Dear Grandparenting: A situation has come up that deserves your attention. My grandson, who I will call Joe, always had a way with the ladies. Now he has gone and gotten a certain young damsel in a family way. She is determined to have the child and Joe insists he will “man up” and besides, thinks the child is his. Not only that, they are planning to get married at the beach this summer.
I happen to know that this young lady has an extensive sexual history. Don’t ask how I know, just believe it. She might not be the village tramp, but she is certainly no innocent.
Joe has never stayed with a girl for more than several months and he’s had plenty. This girl seems to have the same sort of track record. I’ll hazard to guess that their chances of sustained marriage are about zero.
Before he died, my late husband set aside money he left to each of our grandchildren when they get married or turn 28, whichever comes first. The grandchildren know about it. Joe would be the first to collect.
You can see my dilemma. Joe’s money is in the low five figures but enough to make him think he’s a big shot. Would you ante up for Joe or not?
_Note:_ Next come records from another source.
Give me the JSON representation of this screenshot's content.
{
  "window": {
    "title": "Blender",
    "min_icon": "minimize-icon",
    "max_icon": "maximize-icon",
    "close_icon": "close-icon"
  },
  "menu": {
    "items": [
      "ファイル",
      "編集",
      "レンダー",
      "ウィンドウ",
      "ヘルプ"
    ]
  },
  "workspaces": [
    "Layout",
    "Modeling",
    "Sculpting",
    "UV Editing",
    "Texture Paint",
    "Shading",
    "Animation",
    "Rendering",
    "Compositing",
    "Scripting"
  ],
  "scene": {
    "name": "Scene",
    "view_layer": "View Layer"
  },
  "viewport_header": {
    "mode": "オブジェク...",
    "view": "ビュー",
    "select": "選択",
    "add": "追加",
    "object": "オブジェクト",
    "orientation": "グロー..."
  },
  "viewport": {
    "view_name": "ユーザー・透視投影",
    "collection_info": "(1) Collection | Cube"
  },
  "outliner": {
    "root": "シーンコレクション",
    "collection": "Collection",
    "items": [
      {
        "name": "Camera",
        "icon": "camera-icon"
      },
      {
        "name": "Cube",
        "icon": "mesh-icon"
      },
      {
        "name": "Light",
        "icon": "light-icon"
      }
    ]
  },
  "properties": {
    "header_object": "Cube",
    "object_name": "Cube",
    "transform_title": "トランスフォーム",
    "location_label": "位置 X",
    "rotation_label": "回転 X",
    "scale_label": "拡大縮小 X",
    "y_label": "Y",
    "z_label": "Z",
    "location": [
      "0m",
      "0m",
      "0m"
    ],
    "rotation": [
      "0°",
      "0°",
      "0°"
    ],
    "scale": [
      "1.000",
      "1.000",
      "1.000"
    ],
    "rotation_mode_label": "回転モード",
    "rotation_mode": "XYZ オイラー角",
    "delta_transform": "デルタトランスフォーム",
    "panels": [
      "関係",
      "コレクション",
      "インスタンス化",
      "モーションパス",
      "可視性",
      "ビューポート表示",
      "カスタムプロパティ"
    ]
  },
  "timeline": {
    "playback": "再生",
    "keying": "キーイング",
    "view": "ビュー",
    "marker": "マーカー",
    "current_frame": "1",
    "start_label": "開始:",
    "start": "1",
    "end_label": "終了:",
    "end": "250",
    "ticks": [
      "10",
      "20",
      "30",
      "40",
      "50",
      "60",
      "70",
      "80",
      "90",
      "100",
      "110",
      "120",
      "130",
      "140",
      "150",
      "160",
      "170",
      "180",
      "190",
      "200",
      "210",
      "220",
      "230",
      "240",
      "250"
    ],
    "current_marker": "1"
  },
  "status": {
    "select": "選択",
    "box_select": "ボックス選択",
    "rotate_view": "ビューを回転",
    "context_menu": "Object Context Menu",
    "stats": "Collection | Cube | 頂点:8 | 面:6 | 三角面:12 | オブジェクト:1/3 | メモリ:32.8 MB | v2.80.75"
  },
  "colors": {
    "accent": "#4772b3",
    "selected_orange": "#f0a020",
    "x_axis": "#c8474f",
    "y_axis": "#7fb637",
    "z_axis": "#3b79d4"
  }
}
Annie, Marysville, Washington
Dear Annie: We recall what renowned investor Warren Buffett, for decades among the world’s half-dozen richest people, said about the right-sized inheritance; enough money so younger family members feel they can do anything, but not so much that they can do nothing.
Most grandparents only wish it were that simple. Distributing significant sums of money to one’s grandchildren is not without risks. Each grandchild will be different. Some are born savers, others born spenders — easy come, easy go types.
But the fact that your grandchildren know the terms — upon marriage or age 28 — puts you in a bind. And since Joe is getting married, he rightly figures he’s soon entitled to the money. Do otherwise, and Joe will think you disapprove of him and/or his wife-in-waiting, triggering resentments and recriminations all up and down the family line. Who needs that?
You could dole it out incrementally, but if you do so for Joe, you must do the same for each grandchild. We do know one thing: Unequal or preferential treatment of your grandchildren could set them arguing and fighting among themselves for decades. The prospect of sudden money can make people behave quite strangely.
GRAND REMARK OF THE WEEK
Troy Esposito from Arlington Heights, Illinois, was on his cell phone with daughter Ginny discussing what to bring for dinner. Ginny said she was all set before adding, “Bring some lettuce in case someone is in the mood for a good salad.”
The next thing Troy heard was the voice of Troy’s granddaughter, Ashley, 8, in the background. “Ashley to Grandpa. All I ever hear around here is salad. Salad is ruining my life.”
Dee and Tom, married more than 50 years, have eight grandchildren. Together with Key, they welcome questions, suggestions and Grand Remarks of the Week. Send to P.O. Box 27454, Towson, MD, 21285. Call 410-963-4426.